All high school students and international equivalents are invited to submit an essay about the recent effects and future promises of science in our society. Write about particular discoveries, events, or persons from science in current events or present a more general account of the changes and developments. Each essay must be accompanied by a statement of acknowledged validity by a teacher in the field of the sciences, technology, engineering or mathematics.
Students must submit their essays and entry forms electronically on or before the contest deadline of Monday, October 5th, 2015.
Students who have family members affiliated with the Journal, or serving as contest judges are not eligible to participate.
Albert Einstein once said, “To raise new questions, new possibilities, to regard old problems from a new angle, requires creative imagination and marks real advance in science.” The scientific process has become increasingly interdisciplinary. Examine a modern issue in STEM being addressed from an interdisciplinary perspective and discuss the advantages and disadvantages of how these separate fields approach the issue and interact with each other. Potential topics could be found within many fields, including environmental science, engineering, and neuroscience. Note that originality is a substantial component of scoring.
No literary form other than an essay will be accepted.
Each essay must reflect the contestant’s own writing and original thinking.
No graphs, images, or illustrations should be included in the essay
The author of the winning essay will receive a $500 monetary award as well as have his/her winning essay published in the Winter 2016 print issue of the DUJS. In addition, a second place winner and two runner-ups will be selected. The second place winner will also have his/her essay published in the Winter 2016 issue of the DUJS, and all four selected essays will be featured on the Journal website at http://dujs.dartmouth.edu/.

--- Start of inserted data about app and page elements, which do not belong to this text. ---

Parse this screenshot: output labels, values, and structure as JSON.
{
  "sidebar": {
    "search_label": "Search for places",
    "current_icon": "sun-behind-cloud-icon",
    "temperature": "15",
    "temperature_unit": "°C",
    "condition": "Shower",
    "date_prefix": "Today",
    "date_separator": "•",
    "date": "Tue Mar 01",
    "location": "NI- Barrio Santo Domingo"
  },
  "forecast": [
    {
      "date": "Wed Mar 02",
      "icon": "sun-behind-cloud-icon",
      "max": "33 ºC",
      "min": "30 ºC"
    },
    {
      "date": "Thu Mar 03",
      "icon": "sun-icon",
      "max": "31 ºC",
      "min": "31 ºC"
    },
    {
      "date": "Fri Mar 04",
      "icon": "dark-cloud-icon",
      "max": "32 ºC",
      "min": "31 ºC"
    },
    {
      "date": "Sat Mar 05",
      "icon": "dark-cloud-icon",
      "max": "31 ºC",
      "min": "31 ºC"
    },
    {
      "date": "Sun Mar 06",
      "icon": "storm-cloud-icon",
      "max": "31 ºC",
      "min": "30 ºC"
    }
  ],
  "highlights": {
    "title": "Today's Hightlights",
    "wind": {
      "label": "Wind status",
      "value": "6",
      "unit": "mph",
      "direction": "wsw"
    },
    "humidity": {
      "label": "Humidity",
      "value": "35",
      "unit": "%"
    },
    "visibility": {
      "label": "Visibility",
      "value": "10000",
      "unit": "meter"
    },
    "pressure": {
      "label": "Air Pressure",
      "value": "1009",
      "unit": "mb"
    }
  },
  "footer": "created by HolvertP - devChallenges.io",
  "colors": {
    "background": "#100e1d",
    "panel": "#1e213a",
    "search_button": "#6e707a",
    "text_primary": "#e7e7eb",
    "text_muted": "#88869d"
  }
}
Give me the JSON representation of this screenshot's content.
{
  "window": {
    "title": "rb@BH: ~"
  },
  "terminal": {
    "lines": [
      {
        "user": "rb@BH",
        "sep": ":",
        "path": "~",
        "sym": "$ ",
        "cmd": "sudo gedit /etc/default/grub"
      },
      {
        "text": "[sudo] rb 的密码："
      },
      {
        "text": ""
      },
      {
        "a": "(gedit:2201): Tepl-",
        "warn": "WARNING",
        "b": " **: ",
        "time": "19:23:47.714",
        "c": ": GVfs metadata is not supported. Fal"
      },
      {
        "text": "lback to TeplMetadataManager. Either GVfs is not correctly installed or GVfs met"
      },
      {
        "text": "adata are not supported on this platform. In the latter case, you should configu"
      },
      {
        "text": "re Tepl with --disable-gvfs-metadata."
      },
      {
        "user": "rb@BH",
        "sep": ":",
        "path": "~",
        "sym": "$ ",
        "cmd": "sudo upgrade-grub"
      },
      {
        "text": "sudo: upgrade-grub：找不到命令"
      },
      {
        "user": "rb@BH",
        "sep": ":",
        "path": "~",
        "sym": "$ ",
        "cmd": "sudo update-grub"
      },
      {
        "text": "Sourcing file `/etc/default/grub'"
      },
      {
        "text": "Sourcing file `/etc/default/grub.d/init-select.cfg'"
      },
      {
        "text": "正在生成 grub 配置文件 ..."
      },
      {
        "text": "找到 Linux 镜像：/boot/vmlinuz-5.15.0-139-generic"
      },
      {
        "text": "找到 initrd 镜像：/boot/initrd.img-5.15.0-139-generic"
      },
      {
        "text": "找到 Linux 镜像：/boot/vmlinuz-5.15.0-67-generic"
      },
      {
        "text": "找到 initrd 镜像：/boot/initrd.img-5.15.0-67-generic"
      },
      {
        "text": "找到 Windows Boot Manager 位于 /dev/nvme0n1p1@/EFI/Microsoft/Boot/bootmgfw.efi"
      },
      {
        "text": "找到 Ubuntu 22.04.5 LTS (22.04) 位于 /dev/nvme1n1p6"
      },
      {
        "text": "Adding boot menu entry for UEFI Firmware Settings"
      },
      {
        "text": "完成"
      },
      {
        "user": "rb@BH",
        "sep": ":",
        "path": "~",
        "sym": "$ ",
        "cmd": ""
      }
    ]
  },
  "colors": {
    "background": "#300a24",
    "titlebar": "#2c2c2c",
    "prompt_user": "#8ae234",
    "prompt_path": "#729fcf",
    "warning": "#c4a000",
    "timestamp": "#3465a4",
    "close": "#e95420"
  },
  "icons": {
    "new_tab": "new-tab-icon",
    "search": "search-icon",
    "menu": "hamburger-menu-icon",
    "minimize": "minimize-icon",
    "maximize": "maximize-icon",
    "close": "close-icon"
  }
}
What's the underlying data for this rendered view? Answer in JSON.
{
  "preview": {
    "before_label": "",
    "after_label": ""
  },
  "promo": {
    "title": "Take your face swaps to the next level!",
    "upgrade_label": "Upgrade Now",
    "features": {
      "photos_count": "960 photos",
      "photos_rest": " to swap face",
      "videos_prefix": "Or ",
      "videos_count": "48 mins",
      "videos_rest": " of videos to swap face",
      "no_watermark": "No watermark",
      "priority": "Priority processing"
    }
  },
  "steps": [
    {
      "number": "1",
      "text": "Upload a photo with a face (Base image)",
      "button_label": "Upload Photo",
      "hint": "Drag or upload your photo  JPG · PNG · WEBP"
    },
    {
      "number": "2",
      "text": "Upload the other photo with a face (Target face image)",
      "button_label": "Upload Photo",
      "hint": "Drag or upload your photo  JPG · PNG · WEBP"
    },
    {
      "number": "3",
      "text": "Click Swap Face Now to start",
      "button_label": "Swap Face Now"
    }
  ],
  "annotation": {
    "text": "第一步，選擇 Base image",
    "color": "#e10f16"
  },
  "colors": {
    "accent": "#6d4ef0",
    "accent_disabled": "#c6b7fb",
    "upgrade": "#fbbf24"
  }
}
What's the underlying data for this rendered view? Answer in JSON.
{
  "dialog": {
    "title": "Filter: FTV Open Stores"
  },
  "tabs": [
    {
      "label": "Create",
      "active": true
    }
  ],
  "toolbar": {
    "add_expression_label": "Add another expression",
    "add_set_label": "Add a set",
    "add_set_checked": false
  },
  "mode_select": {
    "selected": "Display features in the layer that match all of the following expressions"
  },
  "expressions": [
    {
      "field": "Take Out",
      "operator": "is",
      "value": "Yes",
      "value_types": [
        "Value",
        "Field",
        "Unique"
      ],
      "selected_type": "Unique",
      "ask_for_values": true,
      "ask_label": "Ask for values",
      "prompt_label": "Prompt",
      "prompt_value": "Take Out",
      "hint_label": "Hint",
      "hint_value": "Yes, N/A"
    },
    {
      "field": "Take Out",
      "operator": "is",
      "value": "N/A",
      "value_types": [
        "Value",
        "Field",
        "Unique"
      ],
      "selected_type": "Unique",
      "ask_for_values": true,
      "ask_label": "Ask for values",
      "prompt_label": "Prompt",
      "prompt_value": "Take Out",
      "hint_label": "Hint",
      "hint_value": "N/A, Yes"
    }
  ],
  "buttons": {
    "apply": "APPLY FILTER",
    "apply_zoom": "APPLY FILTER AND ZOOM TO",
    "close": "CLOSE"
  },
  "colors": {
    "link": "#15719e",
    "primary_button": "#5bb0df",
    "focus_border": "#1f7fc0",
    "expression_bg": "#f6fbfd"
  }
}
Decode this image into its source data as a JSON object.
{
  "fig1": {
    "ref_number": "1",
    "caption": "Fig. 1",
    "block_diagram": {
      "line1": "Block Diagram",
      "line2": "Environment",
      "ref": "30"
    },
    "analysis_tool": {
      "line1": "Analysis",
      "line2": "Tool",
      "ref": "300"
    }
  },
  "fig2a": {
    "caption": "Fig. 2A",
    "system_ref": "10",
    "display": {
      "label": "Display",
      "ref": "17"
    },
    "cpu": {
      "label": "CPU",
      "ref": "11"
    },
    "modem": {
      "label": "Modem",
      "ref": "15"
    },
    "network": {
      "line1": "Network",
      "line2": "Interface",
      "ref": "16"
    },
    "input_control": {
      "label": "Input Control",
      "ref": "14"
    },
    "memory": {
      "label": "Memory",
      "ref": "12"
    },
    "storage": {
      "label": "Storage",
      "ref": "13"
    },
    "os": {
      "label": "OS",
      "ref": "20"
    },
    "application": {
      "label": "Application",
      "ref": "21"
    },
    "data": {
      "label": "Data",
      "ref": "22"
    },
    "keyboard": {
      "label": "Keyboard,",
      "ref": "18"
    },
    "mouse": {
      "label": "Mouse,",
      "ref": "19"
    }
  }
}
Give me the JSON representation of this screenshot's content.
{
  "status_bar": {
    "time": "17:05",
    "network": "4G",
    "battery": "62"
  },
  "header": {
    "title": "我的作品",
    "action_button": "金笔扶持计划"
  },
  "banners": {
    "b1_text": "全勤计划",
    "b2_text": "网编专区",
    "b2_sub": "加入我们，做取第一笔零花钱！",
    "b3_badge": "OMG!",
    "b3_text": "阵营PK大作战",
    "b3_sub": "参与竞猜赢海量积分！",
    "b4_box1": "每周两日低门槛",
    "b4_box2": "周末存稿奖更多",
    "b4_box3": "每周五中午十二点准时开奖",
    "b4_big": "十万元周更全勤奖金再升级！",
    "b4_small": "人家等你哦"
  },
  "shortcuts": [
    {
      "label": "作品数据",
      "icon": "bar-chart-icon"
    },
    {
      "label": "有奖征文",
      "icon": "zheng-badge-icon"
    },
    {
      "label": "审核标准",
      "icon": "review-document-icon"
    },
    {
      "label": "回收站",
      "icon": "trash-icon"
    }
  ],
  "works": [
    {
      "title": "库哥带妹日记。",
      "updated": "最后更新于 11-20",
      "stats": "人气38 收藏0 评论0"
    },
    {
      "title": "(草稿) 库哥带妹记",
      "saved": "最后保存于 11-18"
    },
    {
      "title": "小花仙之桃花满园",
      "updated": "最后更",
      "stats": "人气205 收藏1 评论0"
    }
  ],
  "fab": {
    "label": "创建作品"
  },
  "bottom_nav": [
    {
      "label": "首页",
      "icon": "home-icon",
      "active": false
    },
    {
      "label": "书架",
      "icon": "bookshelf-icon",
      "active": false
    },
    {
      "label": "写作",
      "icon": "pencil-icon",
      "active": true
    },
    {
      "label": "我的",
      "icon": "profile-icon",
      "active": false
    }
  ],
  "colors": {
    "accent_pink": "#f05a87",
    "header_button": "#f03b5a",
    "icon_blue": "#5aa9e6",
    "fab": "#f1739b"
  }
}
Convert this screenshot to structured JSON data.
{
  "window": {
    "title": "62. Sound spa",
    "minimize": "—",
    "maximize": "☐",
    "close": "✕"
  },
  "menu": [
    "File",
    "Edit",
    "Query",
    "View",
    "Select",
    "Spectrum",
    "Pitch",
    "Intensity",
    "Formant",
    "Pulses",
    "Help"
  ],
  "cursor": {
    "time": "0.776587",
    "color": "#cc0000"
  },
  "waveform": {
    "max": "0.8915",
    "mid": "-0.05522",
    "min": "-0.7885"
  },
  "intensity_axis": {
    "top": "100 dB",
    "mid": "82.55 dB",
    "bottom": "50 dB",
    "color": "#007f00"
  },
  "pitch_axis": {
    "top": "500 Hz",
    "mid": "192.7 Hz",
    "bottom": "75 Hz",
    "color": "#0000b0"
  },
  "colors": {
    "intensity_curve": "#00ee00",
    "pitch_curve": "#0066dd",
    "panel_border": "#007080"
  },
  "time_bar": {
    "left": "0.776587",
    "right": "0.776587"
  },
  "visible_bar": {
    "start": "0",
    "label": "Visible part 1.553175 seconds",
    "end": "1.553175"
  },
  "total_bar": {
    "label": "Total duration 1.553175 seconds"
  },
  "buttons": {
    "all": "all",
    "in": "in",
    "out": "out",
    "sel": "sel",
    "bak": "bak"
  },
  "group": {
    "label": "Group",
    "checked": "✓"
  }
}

The winners and the runner-ups will receive a certificate and a print copy of the Winter 2016 issue of the Journal.
For more information visit http://dujs.dartmouth.edu/isec-2015#.VfKGXBF_Okp